The elevation gain is recorded in feet; the gain is noted by + and the loss by -. This data is noted on the bottom of each map to give you a two dimensional sense of the course and the elevation gain/loss. This can be helpful in planning your run as well as water consumption and carbon units you are burning! Generally speaking you will want to get a sense of the elevation gain in connection with the distance traveled. So, if you pick up 500 feet in the first mile you can bet it is a decent uphill climb. I have done routes where I picked up almost 1000 feet in the first mile (Provo, UT)!
|What format are the GPS coordinates in?
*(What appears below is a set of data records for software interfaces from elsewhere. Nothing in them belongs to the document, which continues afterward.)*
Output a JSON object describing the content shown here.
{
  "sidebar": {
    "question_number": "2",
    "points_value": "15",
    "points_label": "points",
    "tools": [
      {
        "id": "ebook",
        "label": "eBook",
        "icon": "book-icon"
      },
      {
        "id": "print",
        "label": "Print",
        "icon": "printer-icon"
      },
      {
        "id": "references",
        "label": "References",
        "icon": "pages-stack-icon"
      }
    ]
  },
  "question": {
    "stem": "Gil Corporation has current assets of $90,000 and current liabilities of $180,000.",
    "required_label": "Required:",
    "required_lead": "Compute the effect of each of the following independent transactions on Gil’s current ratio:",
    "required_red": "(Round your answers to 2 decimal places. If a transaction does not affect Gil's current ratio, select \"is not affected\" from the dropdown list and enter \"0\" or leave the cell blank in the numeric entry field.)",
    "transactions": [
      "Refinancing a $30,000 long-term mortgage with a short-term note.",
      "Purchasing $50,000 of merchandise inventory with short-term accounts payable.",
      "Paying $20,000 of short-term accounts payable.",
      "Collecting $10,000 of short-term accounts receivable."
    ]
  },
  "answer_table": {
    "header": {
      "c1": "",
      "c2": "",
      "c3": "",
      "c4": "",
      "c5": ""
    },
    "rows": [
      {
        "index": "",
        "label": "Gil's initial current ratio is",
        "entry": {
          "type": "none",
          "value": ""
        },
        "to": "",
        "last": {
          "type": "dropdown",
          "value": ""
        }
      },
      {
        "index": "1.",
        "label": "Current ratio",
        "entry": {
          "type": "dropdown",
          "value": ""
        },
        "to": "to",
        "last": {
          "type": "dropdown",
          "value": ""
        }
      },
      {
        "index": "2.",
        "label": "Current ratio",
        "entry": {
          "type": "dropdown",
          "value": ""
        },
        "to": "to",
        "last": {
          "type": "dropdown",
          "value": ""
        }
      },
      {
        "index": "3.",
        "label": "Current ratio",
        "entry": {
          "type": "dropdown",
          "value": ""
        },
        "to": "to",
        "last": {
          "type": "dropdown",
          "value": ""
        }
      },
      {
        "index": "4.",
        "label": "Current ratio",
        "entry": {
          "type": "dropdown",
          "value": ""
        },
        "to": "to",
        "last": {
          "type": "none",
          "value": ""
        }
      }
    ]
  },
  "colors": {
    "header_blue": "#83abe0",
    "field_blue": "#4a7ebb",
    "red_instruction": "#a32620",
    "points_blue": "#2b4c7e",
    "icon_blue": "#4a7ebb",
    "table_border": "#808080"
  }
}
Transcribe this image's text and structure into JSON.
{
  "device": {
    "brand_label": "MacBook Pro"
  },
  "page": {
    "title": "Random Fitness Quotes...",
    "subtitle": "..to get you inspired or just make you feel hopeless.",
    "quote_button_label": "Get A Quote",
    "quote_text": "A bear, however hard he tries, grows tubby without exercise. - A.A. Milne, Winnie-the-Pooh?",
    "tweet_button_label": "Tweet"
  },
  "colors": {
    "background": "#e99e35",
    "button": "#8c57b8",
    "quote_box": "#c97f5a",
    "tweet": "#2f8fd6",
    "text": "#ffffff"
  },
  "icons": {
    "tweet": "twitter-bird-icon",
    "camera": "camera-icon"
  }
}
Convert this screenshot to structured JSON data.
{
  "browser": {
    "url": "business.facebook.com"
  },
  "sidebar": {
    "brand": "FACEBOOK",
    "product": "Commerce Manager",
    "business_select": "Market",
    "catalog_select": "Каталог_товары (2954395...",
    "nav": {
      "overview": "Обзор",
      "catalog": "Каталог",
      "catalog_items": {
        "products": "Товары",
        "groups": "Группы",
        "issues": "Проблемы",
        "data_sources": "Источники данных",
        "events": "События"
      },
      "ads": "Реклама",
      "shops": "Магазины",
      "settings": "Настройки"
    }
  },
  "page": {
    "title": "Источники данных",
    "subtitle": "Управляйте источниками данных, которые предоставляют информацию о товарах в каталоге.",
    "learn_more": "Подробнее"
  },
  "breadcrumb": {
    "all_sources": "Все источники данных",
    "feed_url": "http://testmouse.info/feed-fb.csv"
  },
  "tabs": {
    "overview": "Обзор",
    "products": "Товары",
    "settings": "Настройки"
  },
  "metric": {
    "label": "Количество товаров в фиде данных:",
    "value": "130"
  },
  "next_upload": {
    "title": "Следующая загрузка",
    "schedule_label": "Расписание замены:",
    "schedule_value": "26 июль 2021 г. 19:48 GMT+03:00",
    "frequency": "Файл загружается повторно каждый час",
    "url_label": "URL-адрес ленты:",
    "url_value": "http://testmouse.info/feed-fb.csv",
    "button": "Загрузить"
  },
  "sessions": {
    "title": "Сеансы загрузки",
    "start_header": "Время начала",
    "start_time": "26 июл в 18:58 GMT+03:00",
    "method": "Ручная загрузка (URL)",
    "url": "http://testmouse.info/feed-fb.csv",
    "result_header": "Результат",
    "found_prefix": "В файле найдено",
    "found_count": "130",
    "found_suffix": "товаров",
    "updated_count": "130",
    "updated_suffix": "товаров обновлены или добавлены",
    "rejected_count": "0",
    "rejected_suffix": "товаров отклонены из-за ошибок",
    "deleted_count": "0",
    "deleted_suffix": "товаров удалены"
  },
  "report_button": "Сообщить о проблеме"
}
The position format is HDDD MM.MMM and the map datum is WGS84. Ensure you set your preferences on your GPS to the correct position format and map datum so that the coordinates on the maps sync up with your device.
The most current geodetic datum used for GPS is the World Geodetic System of 1984 (WGS84). The significance of WGS84 comes about because GPs receivers rely on WGS84.
RedRockTrails.com uses the WGS84 datum by default. We also use the format HDDD MM.MMM, which is a standard for GPs receivers. HDD means Hemisphere and degrees. MM.MM are minutes in decimal format.
|What are the GPS terms?
Waypoint - A coordinate used by GPs denoting a specific point on the earth and map!
Geocache - In geocaching it is a hidden container filled with a log book and pencil/pen, and possibly prizes. Caches were often used by explorers, miners, etc. to hide foodstuffs and other items for emergency purposes. People still hide caches of supplies today for similar reasons. Geocaching comes from the terms "geo" and "cache" to explain the sport. Some caches have cash in them, but there is no pun intended :)
|How do I download the GPs file?
Simply right click the link and choose 'save link as' or 'save target as' then download it to your desktop.
|Where do I get the software to open the .gpx file?
Go to www.easygps.com, download the free software.
|How do I use the GPs download file?
You must have the EasyGPS software, it is free. Those not wanting to manually enter the waypoints in from the map to their GPs unit can download the .gpx file from the RedRockTrails.com site and upload it directly into EasyGPS, then on to their Garmin, Lowrance, or Magellan GPs unit via the EasyGPS software.
|How do I submit trails not already on the site?
Yes, we really would like to have user submitted routes. Simply send any and all data available on the route to routes 'at' redrocktrails 'dot' com. We'd prefer you send GPs coordinates for the trailhead and a few along the course. Photos of the trail are a plus as well. We can then create the map, elevation data, etc.